**WHAT YOU WILL DO:**
From the data, return each line holding the word "Default".

**EXERCISE INPUTS:**
====

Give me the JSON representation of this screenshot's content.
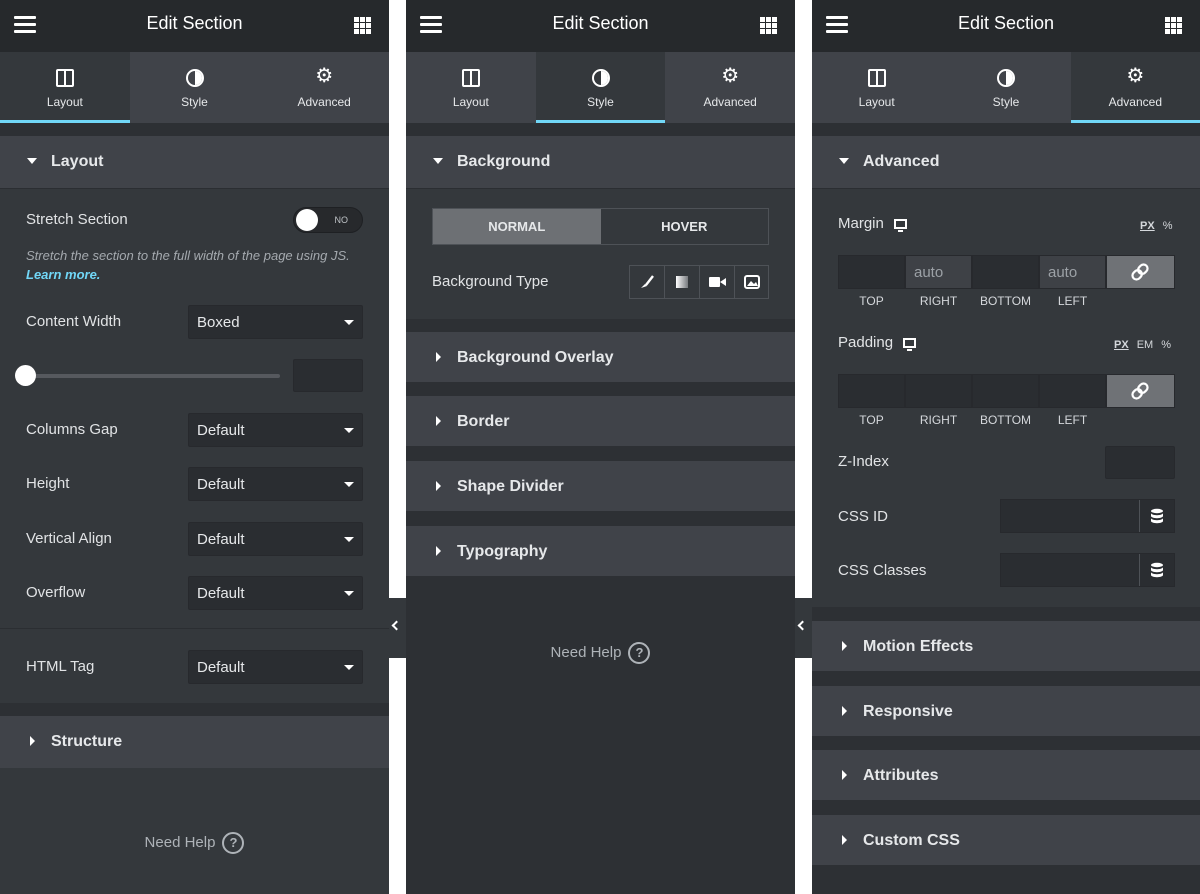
{
  "header": {
    "title": "Edit Section"
  },
  "tabs": [
    "Layout",
    "Style",
    "Advanced"
  ],
  "colors": {
    "accent": "#71d7f7",
    "panel": "#34383c",
    "header": "#26292c"
  },
  "layout_panel": {
    "section_title": "Layout",
    "stretch_label": "Stretch Section",
    "toggle_text": "NO",
    "stretch_desc": "Stretch the section to the full width of the page using JS.",
    "learn_more": "Learn more.",
    "content_width_label": "Content Width",
    "content_width_value": "Boxed",
    "columns_gap_label": "Columns Gap",
    "columns_gap_value": "Default",
    "height_label": "Height",
    "height_value": "Default",
    "vertical_align_label": "Vertical Align",
    "vertical_align_value": "Default",
    "overflow_label": "Overflow",
    "overflow_value": "Default",
    "html_tag_label": "HTML Tag",
    "html_tag_value": "Default",
    "structure_title": "Structure",
    "need_help": "Need Help"
  },
  "style_panel": {
    "background_title": "Background",
    "normal_tab": "NORMAL",
    "hover_tab": "HOVER",
    "bg_type_label": "Background Type",
    "bg_type_icons": [
      "brush-icon",
      "gradient-icon",
      "video-icon",
      "slideshow-icon"
    ],
    "overlay_title": "Background Overlay",
    "border_title": "Border",
    "shape_divider_title": "Shape Divider",
    "typography_title": "Typography",
    "need_help": "Need Help"
  },
  "advanced_panel": {
    "section_title": "Advanced",
    "margin_label": "Margin",
    "margin_units": [
      "PX",
      "%"
    ],
    "margin_values": [
      "",
      "auto",
      "",
      "auto"
    ],
    "padding_label": "Padding",
    "padding_units": [
      "PX",
      "EM",
      "%"
    ],
    "padding_values": [
      "",
      "",
      "",
      ""
    ],
    "side_labels": [
      "TOP",
      "RIGHT",
      "BOTTOM",
      "LEFT"
    ],
    "z_index_label": "Z-Index",
    "css_id_label": "CSS ID",
    "css_classes_label": "CSS Classes",
    "motion_title": "Motion Effects",
    "responsive_title": "Responsive",
    "attributes_title": "Attributes",
    "custom_css_title": "Custom CSS"
  }
}
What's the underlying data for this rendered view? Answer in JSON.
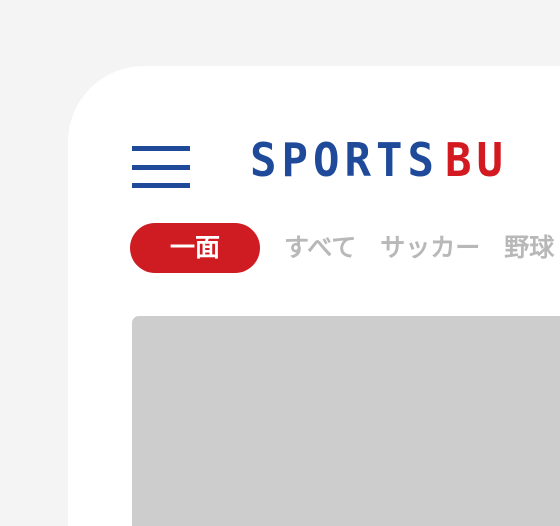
{
  "header": {
    "logo_part1": "SPORTS",
    "logo_part2": "BU",
    "menu_icon": "hamburger-menu-icon"
  },
  "tabs": [
    {
      "label": "一面",
      "active": true
    },
    {
      "label": "すべて",
      "active": false
    },
    {
      "label": "サッカー",
      "active": false
    },
    {
      "label": "野球",
      "active": false
    }
  ],
  "colors": {
    "brand_blue": "#1f4a9a",
    "brand_red": "#cf1b22",
    "tab_inactive": "#b8b8b8",
    "placeholder_gray": "#cdcdcd"
  }
}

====

**COMPLETED TASK:**
    "columns_gap_value": "Default",
    "height_value": "Default",
    "vertical_align_value": "Default",
    "overflow_value": "Default",
    "html_tag_value": "Default",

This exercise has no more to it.